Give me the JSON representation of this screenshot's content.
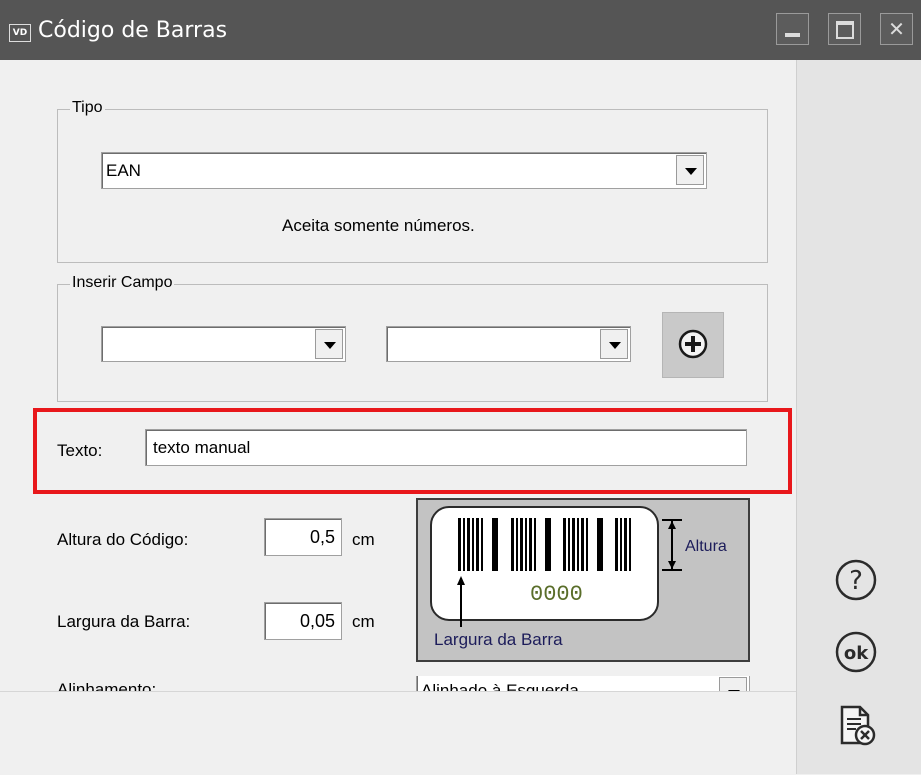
{
  "window": {
    "app_icon_text": "VD",
    "title": "Código de Barras",
    "controls": [
      "minimize",
      "maximize",
      "close"
    ]
  },
  "tipo": {
    "group_label": "Tipo",
    "selected": "EAN",
    "info": "Aceita somente números."
  },
  "inserir_campo": {
    "group_label": "Inserir Campo",
    "field1_value": "",
    "field2_value": "",
    "add_icon": "plus-circle-icon"
  },
  "texto": {
    "label": "Texto:",
    "value": "texto manual",
    "highlight_color": "#e8171b"
  },
  "altura": {
    "label": "Altura do Código:",
    "value": "0,5",
    "unit": "cm"
  },
  "largura": {
    "label": "Largura da Barra:",
    "value": "0,05",
    "unit": "cm"
  },
  "alinhamento": {
    "label": "Alinhamento:",
    "selected": "Alinhado à Esquerda"
  },
  "preview": {
    "digits": "0000",
    "altura_label": "Altura",
    "largura_label": "Largura da Barra"
  },
  "side_actions": [
    {
      "icon": "help-icon",
      "glyph": "?"
    },
    {
      "icon": "ok-icon",
      "glyph": "ok"
    },
    {
      "icon": "cancel-document-icon"
    }
  ]
}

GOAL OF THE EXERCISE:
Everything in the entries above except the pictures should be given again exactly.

ANSWER FOR THIS EXERCISE:
Give me the JSON representation of this screenshot's content.
{
  "window": {
    "app_icon_text": "VD",
    "title": "Código de Barras",
    "controls": [
      "minimize",
      "maximize",
      "close"
    ]
  },
  "tipo": {
    "group_label": "Tipo",
    "selected": "EAN",
    "info": "Aceita somente números."
  },
  "inserir_campo": {
    "group_label": "Inserir Campo",
    "field1_value": "",
    "field2_value": "",
    "add_icon": "plus-circle-icon"
  },
  "texto": {
    "label": "Texto:",
    "value": "texto manual",
    "highlight_color": "#e8171b"
  },
  "altura": {
    "label": "Altura do Código:",
    "value": "0,5",
    "unit": "cm"
  },
  "largura": {
    "label": "Largura da Barra:",
    "value": "0,05",
    "unit": "cm"
  },
  "alinhamento": {
    "label": "Alinhamento:",
    "selected": "Alinhado à Esquerda"
  },
  "preview": {
    "digits": "0000",
    "altura_label": "Altura",
    "largura_label": "Largura da Barra"
  },
  "side_actions": [
    {
      "icon": "help-icon",
      "glyph": "?"
    },
    {
      "icon": "ok-icon",
      "glyph": "ok"
    },
    {
      "icon": "cancel-document-icon"
    }
  ]
}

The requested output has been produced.